It was a privilege to take part in the budget roundtable that Xero ran in 2016, and share the views of small businesses and their advisers alongside Mark Bouris, Ben Heap, John Ball, Heidi Armstrong, Mel Power, Trent Innes (who was Xero’s newly appointed MD), and the Business Insider team. The event was a snippet of what was to come, as Xero began to increase its advocacy in the small business space.
Continual collaboration with peak industry bodies
Lastly, but certainly not of least importance, the opportunity to work closer with our industry bodies over the past three and a half years has been a real highlight. Our industry can only move forward if its professional bodies present a united front and I’m hopeful that the sometimes difficult feedback that Mel Power and I have been able to share, thanks to our honest relationships with Xero partners, will continue to drive change.
And finally… thank you
One personal reason that we join any organisation is to reap the benefit of working with great people. Joining the Xero family has helped me to build long-lasting personal and professional relationships that I will never forget. I’ve been very lucky to have worked with so many talented, committed and amazing people that the list is too long to even consider naming them all. But I must thank Rod Drury and the Xero co-founders for starting this little tech company across the ditch 12 years ago, and Chris Ridd for giving me the opportunity. Xero has changed so many lives, including mine.
Thank you to my fellow accountants, many of whom I now call friends, for their continued support. Thank you to my business partner Rebecca Mihalic for coming in and taking the reigns at Aptus; its success is solely a result of your commitment to the business. It also goes without saying that I need to thank Mel Power for being my ‘credit’.
And lastly thank you to my wife Jade and my kids for supporting me through all the craziness, which in all honesty is not about to end as there is still so much work to do! Without your support I would not be able to do what I do.
In closing, I thought it fitting to reproduce a snippet of the notes I jotted down the day before my announcement into the role at Xerocon 2014. Because the privilege that it was then is as true today.

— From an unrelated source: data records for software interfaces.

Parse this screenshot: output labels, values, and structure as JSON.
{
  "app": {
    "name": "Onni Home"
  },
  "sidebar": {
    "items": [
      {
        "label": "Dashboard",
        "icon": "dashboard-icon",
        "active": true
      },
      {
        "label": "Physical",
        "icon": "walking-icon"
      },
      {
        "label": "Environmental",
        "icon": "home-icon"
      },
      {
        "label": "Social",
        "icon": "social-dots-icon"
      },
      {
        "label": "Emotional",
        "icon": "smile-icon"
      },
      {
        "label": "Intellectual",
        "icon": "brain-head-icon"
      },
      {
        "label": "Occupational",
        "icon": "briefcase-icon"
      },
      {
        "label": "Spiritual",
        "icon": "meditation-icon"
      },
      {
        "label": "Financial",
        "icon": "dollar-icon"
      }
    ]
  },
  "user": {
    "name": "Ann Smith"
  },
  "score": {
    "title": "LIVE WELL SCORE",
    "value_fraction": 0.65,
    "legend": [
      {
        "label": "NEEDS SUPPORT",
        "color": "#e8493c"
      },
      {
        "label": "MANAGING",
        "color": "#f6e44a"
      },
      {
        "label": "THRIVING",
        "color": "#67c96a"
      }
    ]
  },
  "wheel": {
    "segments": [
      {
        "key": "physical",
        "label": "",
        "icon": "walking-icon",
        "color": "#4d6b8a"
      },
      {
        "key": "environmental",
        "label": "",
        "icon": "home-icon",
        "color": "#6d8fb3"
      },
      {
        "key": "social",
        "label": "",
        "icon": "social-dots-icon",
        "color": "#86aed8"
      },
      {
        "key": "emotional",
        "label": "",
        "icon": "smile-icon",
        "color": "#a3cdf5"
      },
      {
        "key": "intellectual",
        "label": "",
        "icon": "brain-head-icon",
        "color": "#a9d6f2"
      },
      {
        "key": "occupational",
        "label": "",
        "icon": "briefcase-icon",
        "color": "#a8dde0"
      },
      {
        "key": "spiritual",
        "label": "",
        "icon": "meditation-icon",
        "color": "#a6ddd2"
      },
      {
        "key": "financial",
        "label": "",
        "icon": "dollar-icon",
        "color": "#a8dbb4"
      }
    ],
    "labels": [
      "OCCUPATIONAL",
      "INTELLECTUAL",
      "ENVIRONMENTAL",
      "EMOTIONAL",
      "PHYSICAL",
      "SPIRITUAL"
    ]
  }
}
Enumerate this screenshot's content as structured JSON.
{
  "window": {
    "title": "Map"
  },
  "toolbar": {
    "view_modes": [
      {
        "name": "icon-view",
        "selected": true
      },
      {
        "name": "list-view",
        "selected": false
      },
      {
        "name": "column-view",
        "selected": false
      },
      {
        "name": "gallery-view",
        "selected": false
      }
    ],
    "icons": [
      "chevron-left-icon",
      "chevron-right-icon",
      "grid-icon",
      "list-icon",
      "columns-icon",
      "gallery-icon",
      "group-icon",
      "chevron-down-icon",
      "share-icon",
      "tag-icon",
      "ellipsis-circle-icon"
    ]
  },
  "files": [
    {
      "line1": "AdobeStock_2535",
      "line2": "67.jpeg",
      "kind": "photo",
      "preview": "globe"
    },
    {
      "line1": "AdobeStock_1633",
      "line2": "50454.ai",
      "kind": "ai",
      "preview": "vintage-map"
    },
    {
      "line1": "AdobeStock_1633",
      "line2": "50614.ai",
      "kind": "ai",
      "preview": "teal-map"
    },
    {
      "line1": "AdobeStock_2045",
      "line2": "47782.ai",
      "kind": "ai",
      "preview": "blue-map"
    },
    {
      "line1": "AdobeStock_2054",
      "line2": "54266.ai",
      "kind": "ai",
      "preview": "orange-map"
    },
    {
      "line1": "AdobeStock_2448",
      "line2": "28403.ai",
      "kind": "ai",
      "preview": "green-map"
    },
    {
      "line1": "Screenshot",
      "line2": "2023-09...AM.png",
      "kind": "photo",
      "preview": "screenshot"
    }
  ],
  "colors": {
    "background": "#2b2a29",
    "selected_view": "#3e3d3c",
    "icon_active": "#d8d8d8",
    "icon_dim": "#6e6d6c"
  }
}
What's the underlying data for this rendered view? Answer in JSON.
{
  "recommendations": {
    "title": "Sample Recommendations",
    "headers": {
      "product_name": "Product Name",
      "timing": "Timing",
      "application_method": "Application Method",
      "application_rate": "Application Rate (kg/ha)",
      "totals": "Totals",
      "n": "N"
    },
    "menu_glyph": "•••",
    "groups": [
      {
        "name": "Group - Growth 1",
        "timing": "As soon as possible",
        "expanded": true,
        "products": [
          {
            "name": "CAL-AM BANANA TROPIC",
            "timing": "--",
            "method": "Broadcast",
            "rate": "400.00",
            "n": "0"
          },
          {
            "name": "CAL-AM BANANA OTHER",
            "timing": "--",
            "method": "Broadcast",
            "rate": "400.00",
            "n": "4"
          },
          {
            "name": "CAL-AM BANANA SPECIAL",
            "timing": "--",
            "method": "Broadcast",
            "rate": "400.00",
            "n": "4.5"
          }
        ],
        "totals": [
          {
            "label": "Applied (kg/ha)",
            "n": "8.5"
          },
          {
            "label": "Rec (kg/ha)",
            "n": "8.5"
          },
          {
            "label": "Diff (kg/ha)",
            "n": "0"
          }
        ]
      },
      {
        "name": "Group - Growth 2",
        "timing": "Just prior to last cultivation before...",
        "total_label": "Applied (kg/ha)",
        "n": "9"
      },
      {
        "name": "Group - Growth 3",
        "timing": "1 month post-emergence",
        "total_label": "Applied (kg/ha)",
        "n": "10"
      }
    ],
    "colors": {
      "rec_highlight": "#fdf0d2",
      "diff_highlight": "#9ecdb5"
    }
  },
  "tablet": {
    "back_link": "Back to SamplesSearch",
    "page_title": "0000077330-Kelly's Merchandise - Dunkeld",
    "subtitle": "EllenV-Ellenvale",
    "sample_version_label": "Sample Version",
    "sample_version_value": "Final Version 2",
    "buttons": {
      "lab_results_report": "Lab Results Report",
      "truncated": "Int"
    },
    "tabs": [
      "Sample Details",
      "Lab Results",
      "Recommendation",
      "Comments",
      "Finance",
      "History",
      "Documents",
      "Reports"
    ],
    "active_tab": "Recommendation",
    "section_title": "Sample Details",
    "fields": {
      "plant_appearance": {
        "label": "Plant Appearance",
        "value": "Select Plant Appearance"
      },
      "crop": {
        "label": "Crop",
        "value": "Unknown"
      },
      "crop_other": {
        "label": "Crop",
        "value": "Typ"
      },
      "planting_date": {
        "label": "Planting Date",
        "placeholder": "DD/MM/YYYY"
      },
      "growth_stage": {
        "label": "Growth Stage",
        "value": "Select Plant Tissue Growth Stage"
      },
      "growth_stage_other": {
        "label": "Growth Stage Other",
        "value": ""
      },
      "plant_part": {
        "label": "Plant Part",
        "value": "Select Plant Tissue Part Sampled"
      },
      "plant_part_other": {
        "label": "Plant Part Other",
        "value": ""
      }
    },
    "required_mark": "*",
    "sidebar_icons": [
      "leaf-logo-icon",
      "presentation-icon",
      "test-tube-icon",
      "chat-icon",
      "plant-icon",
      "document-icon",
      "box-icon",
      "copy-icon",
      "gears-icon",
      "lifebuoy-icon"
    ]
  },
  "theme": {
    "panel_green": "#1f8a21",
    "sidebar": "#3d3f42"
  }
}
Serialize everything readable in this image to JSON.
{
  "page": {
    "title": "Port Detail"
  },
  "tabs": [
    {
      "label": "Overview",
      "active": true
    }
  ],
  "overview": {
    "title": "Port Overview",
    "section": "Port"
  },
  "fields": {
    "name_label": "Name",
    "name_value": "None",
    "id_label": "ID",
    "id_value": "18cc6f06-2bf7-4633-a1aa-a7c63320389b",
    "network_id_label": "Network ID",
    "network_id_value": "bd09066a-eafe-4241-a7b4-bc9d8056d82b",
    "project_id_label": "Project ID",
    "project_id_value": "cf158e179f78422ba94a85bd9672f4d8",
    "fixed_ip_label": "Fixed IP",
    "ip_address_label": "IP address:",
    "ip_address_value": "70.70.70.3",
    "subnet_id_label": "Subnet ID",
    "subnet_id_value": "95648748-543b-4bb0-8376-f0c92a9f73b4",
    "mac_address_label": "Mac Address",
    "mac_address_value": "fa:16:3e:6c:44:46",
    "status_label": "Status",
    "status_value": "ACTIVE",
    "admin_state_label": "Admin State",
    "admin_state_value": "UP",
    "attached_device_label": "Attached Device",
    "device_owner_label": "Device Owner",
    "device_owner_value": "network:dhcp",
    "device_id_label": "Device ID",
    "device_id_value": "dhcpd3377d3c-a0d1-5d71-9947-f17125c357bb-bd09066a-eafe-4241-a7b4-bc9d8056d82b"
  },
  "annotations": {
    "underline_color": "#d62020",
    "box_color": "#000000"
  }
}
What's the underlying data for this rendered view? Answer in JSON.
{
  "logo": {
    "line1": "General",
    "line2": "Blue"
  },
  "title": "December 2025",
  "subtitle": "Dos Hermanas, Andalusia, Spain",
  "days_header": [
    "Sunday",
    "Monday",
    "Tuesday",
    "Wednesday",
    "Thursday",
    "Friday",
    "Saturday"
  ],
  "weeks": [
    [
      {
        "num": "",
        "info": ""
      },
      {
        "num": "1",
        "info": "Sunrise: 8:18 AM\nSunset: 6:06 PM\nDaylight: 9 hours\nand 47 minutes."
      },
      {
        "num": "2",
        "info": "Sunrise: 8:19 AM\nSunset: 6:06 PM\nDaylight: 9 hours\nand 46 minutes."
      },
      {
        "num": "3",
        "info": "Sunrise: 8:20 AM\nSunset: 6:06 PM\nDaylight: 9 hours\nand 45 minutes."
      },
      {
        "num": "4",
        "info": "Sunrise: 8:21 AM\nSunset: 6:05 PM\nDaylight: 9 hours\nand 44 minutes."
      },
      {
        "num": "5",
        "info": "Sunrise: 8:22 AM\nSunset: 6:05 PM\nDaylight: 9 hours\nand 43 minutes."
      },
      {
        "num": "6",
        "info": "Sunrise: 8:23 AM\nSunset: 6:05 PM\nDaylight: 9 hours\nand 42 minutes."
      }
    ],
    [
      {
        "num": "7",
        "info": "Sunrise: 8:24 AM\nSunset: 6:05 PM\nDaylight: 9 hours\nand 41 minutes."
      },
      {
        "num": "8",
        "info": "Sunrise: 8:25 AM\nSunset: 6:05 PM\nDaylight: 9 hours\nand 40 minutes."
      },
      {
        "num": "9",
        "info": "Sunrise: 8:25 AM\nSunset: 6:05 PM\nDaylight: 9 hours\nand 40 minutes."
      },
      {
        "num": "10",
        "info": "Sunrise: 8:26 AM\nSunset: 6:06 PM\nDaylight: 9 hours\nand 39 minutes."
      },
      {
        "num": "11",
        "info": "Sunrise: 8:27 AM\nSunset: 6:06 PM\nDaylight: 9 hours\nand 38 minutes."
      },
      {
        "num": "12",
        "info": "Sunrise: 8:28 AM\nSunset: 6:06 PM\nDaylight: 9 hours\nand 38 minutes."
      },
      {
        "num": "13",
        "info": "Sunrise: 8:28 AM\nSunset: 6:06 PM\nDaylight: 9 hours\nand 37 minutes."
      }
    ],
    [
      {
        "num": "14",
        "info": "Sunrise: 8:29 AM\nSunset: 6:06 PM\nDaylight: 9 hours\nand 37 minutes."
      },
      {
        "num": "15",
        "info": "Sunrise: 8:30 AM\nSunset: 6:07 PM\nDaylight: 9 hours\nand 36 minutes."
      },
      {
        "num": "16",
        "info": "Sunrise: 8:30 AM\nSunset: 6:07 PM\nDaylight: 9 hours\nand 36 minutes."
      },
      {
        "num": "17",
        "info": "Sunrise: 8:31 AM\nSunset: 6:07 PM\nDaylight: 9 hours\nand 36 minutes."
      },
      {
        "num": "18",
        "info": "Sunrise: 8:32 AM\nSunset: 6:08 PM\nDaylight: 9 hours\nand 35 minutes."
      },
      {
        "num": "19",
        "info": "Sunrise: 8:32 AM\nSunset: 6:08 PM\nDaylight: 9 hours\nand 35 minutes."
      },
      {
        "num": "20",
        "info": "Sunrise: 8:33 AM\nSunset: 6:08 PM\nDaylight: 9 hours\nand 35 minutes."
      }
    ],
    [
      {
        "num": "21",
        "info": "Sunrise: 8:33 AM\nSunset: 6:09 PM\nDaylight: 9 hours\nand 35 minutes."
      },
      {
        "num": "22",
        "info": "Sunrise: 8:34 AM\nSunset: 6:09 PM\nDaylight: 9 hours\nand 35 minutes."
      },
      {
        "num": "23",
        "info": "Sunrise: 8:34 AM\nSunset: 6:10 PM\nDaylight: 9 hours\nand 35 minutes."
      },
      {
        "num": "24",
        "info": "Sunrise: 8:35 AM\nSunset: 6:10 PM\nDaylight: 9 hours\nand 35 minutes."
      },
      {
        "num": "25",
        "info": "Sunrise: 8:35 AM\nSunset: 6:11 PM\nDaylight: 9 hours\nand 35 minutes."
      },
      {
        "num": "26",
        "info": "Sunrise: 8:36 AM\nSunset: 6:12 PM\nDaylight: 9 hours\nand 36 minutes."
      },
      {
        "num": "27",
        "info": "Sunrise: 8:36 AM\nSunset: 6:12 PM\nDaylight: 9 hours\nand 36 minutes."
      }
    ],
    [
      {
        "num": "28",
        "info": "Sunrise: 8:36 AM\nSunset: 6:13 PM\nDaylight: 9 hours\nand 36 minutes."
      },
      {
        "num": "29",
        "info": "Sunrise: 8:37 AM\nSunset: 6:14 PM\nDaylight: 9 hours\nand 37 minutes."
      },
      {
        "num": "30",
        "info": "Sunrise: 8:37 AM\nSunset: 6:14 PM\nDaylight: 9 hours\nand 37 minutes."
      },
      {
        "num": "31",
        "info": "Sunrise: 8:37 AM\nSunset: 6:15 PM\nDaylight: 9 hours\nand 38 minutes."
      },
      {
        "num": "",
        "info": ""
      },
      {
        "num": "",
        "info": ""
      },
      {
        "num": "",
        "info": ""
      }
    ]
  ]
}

…I am your voice into Xero. I am your voice into industry. I am your voice into the associations. I am your voice into government and the ATO. I am your voice to the wider market and population. I’m here to make sure businesses owners realise that we still have an important role to play in a system which is moving to automation, and where a government is committed to reducing red tape for small businesses. But it requires change from all of us.
I am very passionate about our industry and committed to ensuring that all of your training and hard work to start and build a practice and to get clients onboard isn’t undone by what I believe is one of the greatest things to happen to our industry. I want us all to prosper from the disruption by being able to leverage our expertise and professional skills to deliver true advisory solutions to businesses across Australia.
In closing, I am truly humbled and very honoured to take this responsibility and I am ready and excited to begin the challenge. I look forward to speaking with many, if not all of you, as part of this journey.
Thank you 🙂